Lab time is one of the best parts of biology. Working hands-on and applying what you've learned in class can be exciting. But in order for it to remain enjoyable for everyone, it's important to practice lab safety. Most of this involves common sense rules, like not tasting or smelling materials, wearing appropriate clothing and not horsing around. But it's also good to know what to do in case of a spill or accident and to keep your workstation clean and organized. Following basic lab safety rules allows everyone to enjoy lab activities and will keep the lab safe and available for future activities and students.
After reviewing this lesson, you'll have the ability to:
To unlock this lesson you must be a Study.com Member.
Create your account
Already a member? Log InBack
Did you know… We have over 160 college courses that prepare you to earn credit by exam that is accepted by over 1,500 colleges and universities. You can test out of the first two years of college and save thousands off your degree. Anyone can earn credit-by-exam regardless of age or education level.

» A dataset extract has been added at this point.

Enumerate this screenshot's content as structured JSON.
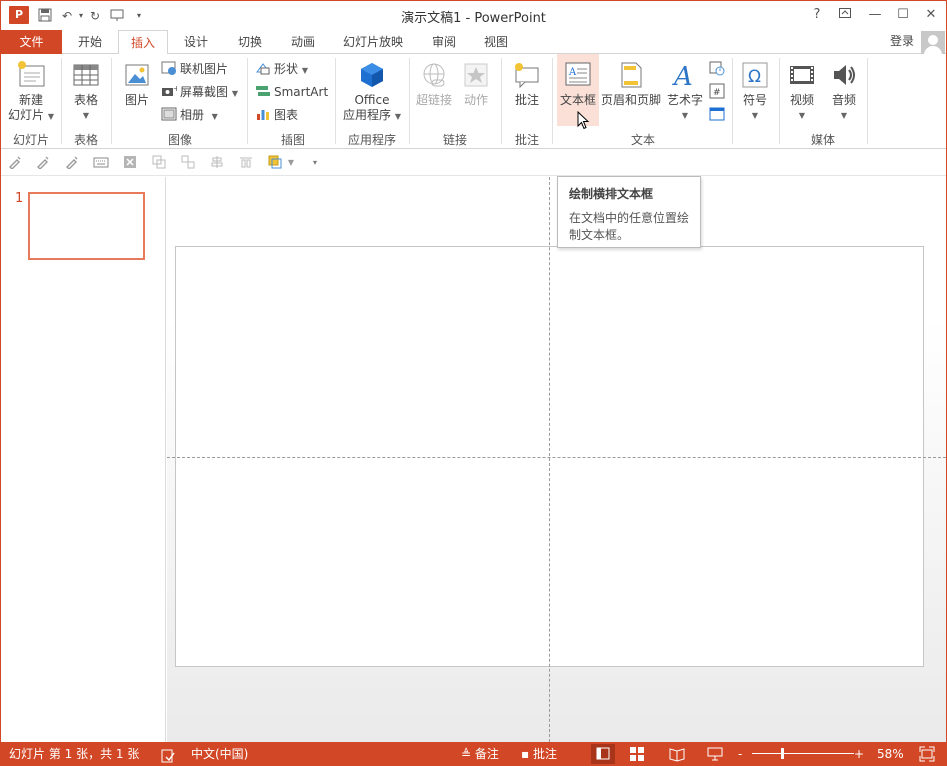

To learn more, visit our Earning Credit Page
Not sure what college you want to attend yet? Study.com has thousands of articles about every imaginable degree, area of study and career path that can help you find the school that's right for you.
Back To CourseFundamental Biology
36 chapters | 334 lessons